On the one hand, the government wants to keep data and infrastructure secure from hackers, be they employed by corporations or other governments or simply playing at home.
On the other hand, the largest, most sophisticated hacker is the government itself who also insists on convenient back doors in all communication systems, ready for massive exploitation. There are so many government employees and contractors that inevitably a significant number will go rouge.
Thanks for this article. Well, I have a lot to say on this topic, but since this is not a book novel. I will try to keep it short. We all know that cybersecurity is a major problem in this country and will continue to be a problem because the average American really do not know how to use technology effectively. I wonder why many of these department leaders have not completed a management training course? Effective management is about vision. You mean to tell me that the President of the US has to provide a White House Executive Order on Cybersecurity (WHEOC) to tell departments that they need to work together to provide processes and solutions to address future attacks? The problem is beyond cybersecruity, the problem appears to be department management. The key to solving cybersecurity is working together... collaboration.

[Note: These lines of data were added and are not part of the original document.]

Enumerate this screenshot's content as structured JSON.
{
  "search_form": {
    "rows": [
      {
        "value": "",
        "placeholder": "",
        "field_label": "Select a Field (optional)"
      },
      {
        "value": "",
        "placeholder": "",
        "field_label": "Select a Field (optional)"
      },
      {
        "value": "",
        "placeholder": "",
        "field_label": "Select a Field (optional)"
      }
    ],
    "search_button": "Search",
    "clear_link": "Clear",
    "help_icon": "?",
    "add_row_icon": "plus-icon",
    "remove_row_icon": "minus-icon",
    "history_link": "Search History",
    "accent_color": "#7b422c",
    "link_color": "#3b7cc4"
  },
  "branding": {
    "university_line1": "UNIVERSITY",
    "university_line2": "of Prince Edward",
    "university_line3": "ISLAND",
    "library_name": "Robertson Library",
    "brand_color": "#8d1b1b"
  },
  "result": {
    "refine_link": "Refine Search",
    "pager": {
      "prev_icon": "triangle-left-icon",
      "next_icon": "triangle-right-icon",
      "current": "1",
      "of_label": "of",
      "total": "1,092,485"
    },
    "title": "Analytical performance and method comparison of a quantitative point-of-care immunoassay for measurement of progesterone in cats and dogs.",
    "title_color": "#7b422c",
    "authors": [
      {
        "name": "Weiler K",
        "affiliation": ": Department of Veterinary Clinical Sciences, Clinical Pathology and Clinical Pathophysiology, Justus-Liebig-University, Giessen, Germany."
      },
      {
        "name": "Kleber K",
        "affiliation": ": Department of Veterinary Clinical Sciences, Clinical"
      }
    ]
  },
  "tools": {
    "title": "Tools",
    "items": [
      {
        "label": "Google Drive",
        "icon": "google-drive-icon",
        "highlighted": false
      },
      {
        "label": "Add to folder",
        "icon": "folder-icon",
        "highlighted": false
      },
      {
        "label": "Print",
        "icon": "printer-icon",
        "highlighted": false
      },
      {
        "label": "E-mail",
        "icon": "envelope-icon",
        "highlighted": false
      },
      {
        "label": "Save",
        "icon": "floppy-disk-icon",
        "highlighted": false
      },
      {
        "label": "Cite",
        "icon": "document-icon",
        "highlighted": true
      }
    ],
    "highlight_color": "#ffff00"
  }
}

Drones are, in essence, flying autonomous vehicles. Pros and cons surrounding drones today might well foreshadow the debate over the development of self-driving cars. In the context of a strongly regulated aviation industry, "self-flying" drones pose a fresh challenge. How safe is it to fly drones in different environments? Should drones be required for visual line of sight – as are piloted airplanes? Join EE Times' Junko Yoshida as she moderates a panel of drone experts.